▶ Work to be completed
Pick out all lines with the word "table" from the records that follow.

Stored items:
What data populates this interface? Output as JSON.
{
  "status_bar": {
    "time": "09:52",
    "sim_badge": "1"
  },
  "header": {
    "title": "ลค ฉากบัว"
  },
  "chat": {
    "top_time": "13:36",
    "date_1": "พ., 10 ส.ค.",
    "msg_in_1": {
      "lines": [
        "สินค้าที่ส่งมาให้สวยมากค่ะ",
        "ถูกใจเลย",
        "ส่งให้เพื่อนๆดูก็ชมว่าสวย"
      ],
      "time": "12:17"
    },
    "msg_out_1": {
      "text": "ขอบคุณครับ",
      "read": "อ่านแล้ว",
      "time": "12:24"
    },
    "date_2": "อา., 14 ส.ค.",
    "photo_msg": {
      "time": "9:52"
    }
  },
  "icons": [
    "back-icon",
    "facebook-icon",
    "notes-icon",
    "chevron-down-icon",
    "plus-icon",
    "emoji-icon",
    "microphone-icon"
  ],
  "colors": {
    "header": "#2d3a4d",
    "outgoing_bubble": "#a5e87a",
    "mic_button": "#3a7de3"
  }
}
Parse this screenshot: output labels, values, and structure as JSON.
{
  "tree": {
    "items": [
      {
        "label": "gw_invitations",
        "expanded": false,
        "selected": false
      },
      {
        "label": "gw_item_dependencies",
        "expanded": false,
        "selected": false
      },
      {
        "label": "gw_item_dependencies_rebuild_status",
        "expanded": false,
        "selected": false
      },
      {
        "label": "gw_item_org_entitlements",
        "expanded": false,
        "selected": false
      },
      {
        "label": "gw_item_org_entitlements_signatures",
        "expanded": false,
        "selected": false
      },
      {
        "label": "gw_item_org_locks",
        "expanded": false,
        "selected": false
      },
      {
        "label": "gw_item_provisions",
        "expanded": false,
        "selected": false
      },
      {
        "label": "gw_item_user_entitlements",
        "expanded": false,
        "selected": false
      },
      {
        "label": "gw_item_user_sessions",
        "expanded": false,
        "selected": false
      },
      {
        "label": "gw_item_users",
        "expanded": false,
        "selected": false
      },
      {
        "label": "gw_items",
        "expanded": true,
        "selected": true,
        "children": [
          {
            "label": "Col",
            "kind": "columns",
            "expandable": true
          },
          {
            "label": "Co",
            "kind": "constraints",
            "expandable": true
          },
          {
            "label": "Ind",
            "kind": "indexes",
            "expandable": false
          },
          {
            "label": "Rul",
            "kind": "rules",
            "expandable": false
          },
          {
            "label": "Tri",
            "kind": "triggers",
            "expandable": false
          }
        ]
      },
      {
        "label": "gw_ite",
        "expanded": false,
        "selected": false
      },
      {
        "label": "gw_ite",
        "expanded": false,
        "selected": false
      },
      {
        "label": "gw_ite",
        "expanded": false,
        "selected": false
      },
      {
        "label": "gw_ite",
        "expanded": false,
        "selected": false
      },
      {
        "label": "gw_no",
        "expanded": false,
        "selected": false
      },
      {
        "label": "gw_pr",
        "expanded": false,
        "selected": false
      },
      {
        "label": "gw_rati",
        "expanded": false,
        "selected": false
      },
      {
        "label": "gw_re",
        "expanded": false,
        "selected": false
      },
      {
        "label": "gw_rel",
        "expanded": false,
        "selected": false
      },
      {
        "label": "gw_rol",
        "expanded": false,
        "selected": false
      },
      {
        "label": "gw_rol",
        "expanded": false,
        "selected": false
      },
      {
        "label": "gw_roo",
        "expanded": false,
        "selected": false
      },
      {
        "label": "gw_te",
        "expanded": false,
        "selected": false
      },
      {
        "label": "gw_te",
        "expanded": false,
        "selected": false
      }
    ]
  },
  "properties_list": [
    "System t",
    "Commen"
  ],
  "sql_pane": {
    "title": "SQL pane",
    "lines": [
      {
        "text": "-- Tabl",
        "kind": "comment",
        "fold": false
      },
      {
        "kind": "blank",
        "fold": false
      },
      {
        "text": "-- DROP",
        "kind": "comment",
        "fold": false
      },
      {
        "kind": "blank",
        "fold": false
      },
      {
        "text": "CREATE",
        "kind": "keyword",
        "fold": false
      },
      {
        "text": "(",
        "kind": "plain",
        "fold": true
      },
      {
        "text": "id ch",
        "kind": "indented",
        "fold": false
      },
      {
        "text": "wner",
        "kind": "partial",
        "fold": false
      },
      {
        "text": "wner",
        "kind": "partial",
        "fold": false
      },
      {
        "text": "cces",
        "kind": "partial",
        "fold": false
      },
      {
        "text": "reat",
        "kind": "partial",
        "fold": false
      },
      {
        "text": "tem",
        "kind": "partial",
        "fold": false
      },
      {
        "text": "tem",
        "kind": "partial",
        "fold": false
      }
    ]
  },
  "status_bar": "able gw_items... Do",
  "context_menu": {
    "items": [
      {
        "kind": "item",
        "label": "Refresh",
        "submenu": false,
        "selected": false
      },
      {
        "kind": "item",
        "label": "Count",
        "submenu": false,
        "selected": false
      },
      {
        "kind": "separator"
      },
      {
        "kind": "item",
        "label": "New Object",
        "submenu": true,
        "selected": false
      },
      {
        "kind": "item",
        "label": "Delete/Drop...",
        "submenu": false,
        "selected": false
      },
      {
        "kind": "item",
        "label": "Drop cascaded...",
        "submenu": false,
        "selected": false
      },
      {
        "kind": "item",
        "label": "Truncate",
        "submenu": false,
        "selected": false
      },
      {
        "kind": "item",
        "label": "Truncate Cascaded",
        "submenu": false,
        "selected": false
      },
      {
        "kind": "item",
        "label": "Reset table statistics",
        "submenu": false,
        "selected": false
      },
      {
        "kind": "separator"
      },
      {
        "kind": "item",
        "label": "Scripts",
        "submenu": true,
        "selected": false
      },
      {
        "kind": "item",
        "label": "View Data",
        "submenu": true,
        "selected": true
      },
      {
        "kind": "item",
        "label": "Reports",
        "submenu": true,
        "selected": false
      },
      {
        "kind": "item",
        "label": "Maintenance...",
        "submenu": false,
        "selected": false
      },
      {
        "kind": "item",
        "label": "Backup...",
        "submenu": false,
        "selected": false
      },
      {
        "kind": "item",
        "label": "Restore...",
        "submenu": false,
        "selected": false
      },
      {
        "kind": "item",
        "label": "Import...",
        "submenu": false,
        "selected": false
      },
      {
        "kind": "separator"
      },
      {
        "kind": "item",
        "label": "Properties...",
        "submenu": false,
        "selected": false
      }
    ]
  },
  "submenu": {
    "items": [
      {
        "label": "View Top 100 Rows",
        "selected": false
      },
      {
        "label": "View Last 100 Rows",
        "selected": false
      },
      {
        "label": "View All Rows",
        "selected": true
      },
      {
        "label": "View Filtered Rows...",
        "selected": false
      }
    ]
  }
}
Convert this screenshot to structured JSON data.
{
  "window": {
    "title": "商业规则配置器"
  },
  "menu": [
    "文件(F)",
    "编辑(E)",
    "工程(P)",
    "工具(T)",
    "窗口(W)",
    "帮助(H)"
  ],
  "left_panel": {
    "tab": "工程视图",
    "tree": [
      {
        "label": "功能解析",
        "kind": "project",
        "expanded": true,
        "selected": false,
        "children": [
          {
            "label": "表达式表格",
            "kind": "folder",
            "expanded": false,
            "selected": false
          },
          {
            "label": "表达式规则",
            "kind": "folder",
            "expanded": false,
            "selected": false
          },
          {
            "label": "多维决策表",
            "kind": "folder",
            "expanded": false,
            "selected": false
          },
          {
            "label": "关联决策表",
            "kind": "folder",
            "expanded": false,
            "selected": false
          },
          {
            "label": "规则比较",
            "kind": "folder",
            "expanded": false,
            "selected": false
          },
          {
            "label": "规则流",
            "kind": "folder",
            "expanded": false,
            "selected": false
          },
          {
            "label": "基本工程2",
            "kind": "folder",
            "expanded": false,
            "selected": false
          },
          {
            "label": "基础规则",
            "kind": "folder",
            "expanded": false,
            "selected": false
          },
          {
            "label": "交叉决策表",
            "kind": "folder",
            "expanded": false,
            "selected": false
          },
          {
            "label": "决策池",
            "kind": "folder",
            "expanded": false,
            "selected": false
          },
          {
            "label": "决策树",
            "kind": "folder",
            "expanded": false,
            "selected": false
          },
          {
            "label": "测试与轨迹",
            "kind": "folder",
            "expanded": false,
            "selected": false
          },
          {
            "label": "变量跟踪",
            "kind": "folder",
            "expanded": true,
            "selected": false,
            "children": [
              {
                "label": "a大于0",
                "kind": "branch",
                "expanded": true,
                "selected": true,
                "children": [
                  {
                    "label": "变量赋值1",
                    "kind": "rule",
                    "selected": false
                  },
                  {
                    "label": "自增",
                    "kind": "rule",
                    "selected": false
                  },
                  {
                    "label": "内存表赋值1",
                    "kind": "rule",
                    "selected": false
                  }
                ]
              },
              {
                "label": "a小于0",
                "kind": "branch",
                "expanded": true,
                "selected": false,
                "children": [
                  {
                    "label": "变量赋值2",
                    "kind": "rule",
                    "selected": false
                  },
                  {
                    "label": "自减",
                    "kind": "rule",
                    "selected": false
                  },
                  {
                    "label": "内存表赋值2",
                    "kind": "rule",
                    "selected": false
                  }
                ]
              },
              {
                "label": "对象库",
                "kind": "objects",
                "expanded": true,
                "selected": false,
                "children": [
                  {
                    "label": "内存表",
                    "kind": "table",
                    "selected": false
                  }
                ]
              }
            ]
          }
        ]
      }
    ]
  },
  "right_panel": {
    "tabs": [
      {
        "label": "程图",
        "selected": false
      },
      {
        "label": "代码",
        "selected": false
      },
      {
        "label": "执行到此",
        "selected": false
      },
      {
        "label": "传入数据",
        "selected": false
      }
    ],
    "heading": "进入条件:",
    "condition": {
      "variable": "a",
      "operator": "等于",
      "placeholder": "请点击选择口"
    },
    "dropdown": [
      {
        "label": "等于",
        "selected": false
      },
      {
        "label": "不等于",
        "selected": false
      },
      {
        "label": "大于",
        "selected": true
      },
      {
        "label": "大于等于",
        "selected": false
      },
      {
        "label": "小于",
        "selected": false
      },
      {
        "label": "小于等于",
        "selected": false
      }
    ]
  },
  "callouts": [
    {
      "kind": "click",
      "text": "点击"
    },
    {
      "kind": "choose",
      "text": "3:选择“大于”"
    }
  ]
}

▶ Written reply
        "label": "Reset table statistics",
                    "kind": "table",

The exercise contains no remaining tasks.